A team of researchers from Rutgers University-New Brunswick and the Georgia Institute of Technology has developed three strategies for determining if 3D printers have been hacked.

“They will be attractive targets because 3D-printed objects and parts are used in critical infrastructures around the world, and cyberattacks may cause failures in health care, transportation, robotics, aviation and space,” said Saman Aliari Zonouz, coauthor of the study and associate professor in the electrical and computer engineering department at Rutgers University-New Brunswick, in a report on the research.

Hackers could conceivably insert tiny defects in printed objects, too small to detect visually, but that nevertheless compromise the integrity of the piece with potentially disastrous consequences. Many organizations outsource their 3D printing needs rather than buying expensive printers themselves, which centralizes and, perhaps, exacerbates the threat.

“The results could be devastating and you would have no way of tracing where the problem came from,” said Mehdi Javanmard, study coauthor and assistant professor in the electrical and computer engineering department at Rutgers-New Bruswick, in a prepared satement.

“While anti-hacking software is essential, it’s never 100 percent safe against cyberattacks,” the university research news organization Futurity recently reported. “So the researchers looked at the physical aspects of 3D printers.”

The team eventually developed three ways to detect tampering, either during or after printing an object:

  • Compare the sound of the printer as it operates to a recording of a printer creating a print known to be correct;
  • Compare the physical movement of the printer’s parts as it works to a the movements of a printer as it produces a correct print; and
  • Mix gold nanorods with the printing filament, then use Raman spectroscopy and computed tomography to make sure the nanorods are dispersed throughout the object as expected.

In the future, the group plans to find new ways to attack the printers so they can develop new defenses, transfer their methods to industry and refine the techniques they’ve already developed.

“These 3D printed components will be going into people, aircraft and critical infrastructure systems,” said Raheem Beyah, a professor and associate chair in Georgia Tech’s School of Electrical and Computer Engineering. “Malicious software installed in the printer or control computer could compromise the production process. We need to make sure that these components are produced to specification and not affected by malicious actors or unscrupulous producers.”

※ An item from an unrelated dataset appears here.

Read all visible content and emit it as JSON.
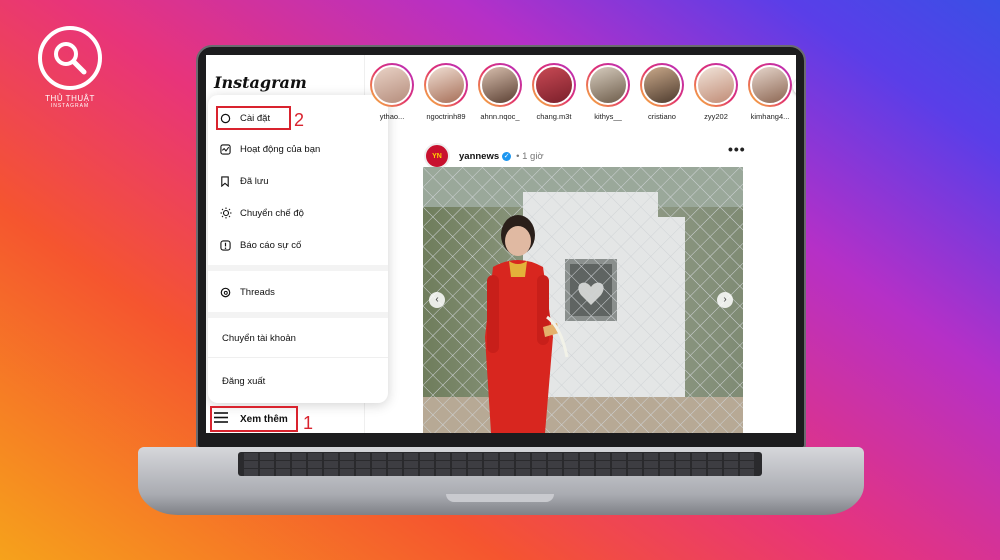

The full study is available as a PDF here.

About the Author

Joshua Bolkan is contributing editor for Campus Technology, THE Journal and STEAM Universe. He can be reached at jbolkan@gmail.com.